> **DATA EXCERPTS**:

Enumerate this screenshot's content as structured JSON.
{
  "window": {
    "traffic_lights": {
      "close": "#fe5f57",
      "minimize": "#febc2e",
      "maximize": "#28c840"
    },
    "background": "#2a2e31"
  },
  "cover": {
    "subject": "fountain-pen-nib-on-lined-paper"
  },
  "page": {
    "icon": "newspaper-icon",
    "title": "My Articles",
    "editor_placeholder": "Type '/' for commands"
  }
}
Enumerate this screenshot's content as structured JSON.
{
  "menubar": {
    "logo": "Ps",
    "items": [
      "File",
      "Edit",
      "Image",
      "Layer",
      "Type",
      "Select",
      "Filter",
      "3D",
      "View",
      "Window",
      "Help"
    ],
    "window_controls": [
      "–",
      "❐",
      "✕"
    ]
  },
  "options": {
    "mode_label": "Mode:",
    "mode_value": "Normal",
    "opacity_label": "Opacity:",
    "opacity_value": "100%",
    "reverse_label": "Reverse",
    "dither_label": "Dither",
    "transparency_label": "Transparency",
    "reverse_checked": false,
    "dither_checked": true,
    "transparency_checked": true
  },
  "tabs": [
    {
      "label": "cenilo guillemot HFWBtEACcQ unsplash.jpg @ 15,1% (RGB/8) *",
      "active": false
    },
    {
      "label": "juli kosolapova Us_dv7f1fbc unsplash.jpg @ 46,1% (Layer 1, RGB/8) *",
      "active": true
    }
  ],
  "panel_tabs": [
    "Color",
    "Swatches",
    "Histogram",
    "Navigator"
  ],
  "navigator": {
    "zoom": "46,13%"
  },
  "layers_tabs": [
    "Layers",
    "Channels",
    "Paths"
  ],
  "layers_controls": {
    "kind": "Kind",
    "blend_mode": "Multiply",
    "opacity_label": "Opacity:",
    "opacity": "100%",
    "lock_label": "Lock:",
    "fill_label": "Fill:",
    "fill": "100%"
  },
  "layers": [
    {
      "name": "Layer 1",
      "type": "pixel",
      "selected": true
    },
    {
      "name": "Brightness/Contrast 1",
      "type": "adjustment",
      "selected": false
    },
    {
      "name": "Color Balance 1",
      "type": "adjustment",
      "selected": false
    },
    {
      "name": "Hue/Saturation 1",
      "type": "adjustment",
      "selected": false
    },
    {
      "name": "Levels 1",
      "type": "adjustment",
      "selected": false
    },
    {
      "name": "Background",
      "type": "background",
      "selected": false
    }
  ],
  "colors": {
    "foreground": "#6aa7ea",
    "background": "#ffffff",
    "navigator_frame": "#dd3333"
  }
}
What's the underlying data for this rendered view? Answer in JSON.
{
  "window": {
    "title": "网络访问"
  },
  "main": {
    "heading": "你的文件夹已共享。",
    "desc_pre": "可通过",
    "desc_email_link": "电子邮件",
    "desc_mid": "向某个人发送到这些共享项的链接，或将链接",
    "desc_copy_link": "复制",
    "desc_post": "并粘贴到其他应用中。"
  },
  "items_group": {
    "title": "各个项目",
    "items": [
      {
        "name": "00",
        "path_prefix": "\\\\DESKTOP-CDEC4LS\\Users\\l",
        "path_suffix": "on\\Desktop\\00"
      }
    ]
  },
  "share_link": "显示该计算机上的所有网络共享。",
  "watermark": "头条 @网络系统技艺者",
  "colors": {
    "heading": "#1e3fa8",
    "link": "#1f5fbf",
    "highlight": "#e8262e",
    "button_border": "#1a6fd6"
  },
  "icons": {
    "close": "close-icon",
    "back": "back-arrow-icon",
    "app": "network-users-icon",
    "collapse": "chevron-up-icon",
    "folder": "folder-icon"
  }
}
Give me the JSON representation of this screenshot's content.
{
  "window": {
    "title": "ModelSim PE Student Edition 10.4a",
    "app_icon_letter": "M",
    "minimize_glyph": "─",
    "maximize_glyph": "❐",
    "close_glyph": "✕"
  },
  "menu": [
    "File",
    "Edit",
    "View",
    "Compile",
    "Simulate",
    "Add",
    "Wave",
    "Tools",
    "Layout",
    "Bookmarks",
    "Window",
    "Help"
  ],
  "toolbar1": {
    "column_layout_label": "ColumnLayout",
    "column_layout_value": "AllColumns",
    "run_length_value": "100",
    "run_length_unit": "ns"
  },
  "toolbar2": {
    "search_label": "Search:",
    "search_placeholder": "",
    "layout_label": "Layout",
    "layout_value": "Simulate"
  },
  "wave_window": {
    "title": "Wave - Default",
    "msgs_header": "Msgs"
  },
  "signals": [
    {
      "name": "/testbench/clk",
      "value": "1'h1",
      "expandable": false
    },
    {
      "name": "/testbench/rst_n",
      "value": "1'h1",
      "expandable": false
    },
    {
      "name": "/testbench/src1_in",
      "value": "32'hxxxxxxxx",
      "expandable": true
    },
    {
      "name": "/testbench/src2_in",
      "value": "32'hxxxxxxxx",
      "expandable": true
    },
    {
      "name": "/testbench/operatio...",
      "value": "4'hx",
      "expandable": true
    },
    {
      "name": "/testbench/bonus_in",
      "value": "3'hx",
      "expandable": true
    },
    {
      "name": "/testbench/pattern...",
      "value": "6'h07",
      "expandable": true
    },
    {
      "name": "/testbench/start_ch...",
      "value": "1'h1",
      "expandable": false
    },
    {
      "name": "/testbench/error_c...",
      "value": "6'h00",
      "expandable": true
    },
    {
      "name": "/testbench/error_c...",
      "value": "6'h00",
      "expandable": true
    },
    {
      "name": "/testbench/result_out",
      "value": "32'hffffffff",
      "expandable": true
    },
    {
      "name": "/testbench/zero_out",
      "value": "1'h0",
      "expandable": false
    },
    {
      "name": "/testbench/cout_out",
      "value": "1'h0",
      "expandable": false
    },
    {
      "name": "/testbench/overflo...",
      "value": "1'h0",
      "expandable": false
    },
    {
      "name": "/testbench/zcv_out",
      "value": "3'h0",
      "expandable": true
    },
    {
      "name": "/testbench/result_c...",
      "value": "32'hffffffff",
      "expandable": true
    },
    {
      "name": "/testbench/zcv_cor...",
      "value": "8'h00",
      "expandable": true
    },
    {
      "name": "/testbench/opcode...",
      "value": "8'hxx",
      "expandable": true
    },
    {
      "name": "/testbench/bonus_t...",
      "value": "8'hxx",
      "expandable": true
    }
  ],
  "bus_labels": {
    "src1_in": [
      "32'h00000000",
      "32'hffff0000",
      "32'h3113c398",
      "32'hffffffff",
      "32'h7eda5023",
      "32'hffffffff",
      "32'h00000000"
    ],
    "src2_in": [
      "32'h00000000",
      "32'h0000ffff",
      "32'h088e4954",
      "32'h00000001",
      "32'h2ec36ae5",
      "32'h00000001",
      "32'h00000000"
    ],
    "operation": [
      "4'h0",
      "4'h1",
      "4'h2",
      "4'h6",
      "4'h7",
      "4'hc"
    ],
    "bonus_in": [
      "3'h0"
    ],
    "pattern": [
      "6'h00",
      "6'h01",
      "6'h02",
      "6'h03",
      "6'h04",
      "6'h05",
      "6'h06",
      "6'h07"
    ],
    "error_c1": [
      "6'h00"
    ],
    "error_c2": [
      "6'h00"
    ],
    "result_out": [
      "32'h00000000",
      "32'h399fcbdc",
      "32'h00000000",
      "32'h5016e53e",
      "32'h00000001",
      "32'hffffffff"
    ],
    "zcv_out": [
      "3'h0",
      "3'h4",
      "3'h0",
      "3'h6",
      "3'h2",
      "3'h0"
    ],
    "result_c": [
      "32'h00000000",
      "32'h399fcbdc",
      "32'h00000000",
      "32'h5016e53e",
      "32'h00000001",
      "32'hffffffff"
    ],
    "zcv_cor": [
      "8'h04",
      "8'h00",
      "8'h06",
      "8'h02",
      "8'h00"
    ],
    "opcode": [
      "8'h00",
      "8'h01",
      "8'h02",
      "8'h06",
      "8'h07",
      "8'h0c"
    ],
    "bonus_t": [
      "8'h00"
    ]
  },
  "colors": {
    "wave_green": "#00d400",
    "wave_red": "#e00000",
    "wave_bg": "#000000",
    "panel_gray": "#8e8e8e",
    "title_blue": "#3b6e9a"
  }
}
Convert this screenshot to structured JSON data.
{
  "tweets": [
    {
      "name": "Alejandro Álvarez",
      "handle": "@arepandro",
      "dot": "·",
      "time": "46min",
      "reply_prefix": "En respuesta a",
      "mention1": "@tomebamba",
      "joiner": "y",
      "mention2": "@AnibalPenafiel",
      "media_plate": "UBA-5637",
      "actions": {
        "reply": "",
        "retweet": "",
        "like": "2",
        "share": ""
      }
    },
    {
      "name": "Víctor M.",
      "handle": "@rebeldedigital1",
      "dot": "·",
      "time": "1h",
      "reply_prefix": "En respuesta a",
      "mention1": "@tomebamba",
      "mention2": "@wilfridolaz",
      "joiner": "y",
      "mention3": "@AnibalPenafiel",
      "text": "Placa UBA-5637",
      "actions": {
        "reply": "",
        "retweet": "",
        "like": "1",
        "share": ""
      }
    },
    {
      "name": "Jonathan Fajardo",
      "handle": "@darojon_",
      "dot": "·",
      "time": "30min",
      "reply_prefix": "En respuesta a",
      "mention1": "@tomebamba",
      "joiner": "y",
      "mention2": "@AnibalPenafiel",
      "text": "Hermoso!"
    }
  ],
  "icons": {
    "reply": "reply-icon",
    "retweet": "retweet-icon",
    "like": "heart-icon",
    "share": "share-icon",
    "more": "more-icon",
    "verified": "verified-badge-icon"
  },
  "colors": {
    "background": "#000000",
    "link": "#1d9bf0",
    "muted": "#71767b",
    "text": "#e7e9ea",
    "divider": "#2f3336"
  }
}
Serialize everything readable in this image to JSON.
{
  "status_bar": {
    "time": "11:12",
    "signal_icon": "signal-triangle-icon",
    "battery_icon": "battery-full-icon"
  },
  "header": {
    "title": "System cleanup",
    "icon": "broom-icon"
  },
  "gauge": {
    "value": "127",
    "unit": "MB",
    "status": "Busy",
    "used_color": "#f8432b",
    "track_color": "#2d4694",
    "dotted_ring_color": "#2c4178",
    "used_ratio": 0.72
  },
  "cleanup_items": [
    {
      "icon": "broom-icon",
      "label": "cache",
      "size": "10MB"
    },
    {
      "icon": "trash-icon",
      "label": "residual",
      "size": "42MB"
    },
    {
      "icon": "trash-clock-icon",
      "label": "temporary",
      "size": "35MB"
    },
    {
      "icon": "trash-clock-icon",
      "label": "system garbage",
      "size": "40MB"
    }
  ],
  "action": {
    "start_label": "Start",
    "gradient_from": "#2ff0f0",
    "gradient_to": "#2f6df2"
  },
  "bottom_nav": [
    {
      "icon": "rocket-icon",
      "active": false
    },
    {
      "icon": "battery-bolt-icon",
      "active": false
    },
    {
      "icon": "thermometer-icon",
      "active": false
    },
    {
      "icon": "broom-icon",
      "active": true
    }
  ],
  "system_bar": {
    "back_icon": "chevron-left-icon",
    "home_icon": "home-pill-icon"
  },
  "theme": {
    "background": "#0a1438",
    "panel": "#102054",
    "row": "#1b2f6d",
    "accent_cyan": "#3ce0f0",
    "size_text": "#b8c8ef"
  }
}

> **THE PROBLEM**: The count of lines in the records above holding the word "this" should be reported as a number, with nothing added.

> **TASK OUTPUT**: 6